“We’ve already begun the Battle of Lexington,” he enthused about VVAW’s success thus far in unleashing the energy that birthed the nation.  “The whole country knows it.  So let’s go on to Bunker Hill.”

The problem of lost time was solved by hitching rides to Charlestown from their Lexington supporters.  Disembarking in Sullivan Square so they could respectfully approach the Bunker Hill battlefield on foot as the descendants of those who fought and died there, some of the veterans later recalled feeling very worried about how they would be received.

“Was it gonna be food and acceptance or sticks and stones?” one wondered.

As the veterans started uphill toting the very real-looking toy M16s they had carried from Concord as a sign of their authority to speak about the war, windows in the tenement buildings lining the narrow streets flew open and cheers erupted from them.  The veterans had served alongside Charlestown’s own sons and were being honored as such.  Minutes later, when the veterans set foot on the hallowed ground where so many Americans had died so that their children could be free, Charlestown’s residents bore silent witness as the veterans ceremoniously rejected their weaponry in a message that the war must end.

“We love you and we are happy to be here with you,” one of the still stunned veterans exclaimed to these new supporters who hours before VVAW considered avoiding.  “We must begin to share with one another the peace we need right now.”

The next morning, when the veterans emerged from their tents, countless residents returned to their side, offering food and coffee to fuel the veterans’ final push for Boston.
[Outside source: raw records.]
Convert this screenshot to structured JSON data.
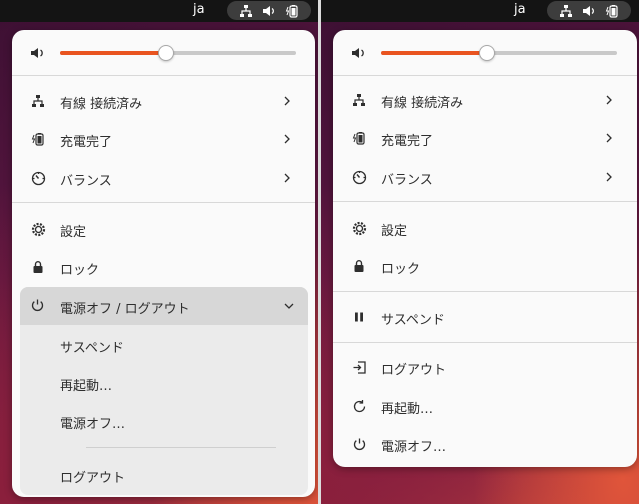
{
  "topbar": {
    "lang": "ja"
  },
  "left": {
    "volume": {
      "level": 0.45
    },
    "items": [
      {
        "label": "有線 接続済み",
        "icon": "network-wired-icon"
      },
      {
        "label": "充電完了",
        "icon": "battery-full-charged-icon"
      },
      {
        "label": "バランス",
        "icon": "power-profile-icon"
      },
      {
        "label": "設定",
        "icon": "gear-icon"
      },
      {
        "label": "ロック",
        "icon": "lock-icon"
      }
    ],
    "power_menu": {
      "header": "電源オフ / ログアウト",
      "items": [
        "サスペンド",
        "再起動…",
        "電源オフ…",
        "ログアウト"
      ]
    }
  },
  "right": {
    "volume": {
      "level": 0.45
    },
    "items": [
      {
        "label": "有線 接続済み",
        "icon": "network-wired-icon"
      },
      {
        "label": "充電完了",
        "icon": "battery-full-charged-icon"
      },
      {
        "label": "バランス",
        "icon": "power-profile-icon"
      },
      {
        "label": "設定",
        "icon": "gear-icon"
      },
      {
        "label": "ロック",
        "icon": "lock-icon"
      },
      {
        "label": "サスペンド",
        "icon": "pause-icon"
      },
      {
        "label": "ログアウト",
        "icon": "logout-icon"
      },
      {
        "label": "再起動…",
        "icon": "restart-icon"
      },
      {
        "label": "電源オフ…",
        "icon": "power-icon"
      }
    ]
  },
  "colors": {
    "accent": "#e95420",
    "menu_bg": "#fafafa",
    "topbar": "#141414"
  }
}
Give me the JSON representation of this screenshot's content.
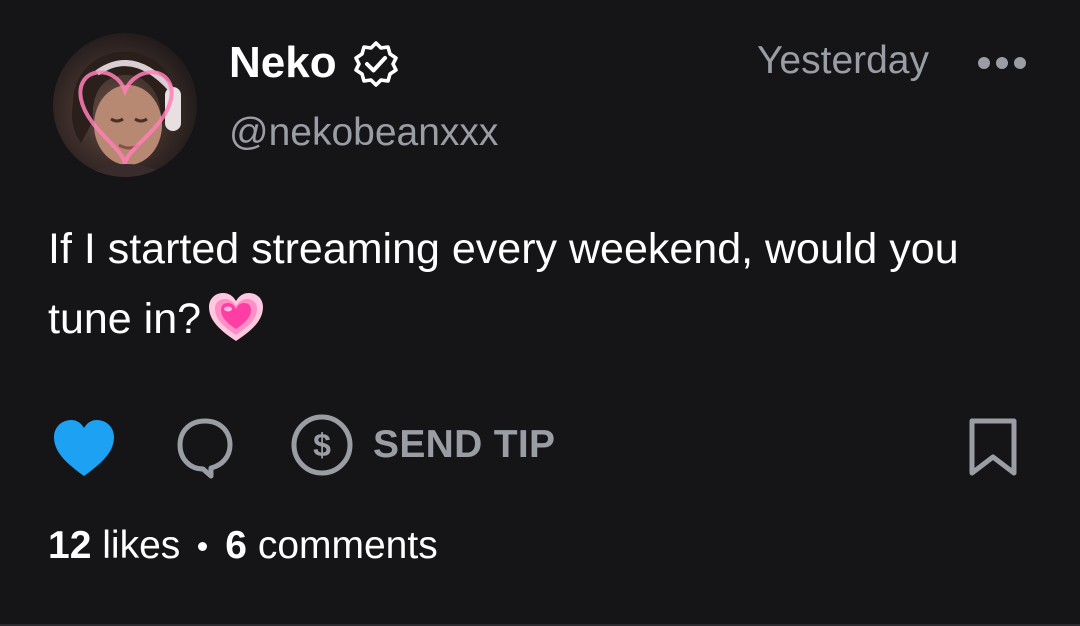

Fifty years ago this summer, Bunker Hill Day was celebrated early by Charlestown’s residents and a new breed of antiwar activists who came together around the idea that the Vietnam War did not reflect the values for which the colonists gave their lives on Breed’s Hill nor those of the Bunker Hill Irish-American community whose children were being forced to fight it.  It was a victory for VVAW and the antiwar movement as great as the ones traditionally celebrated on Bunker Hill Day.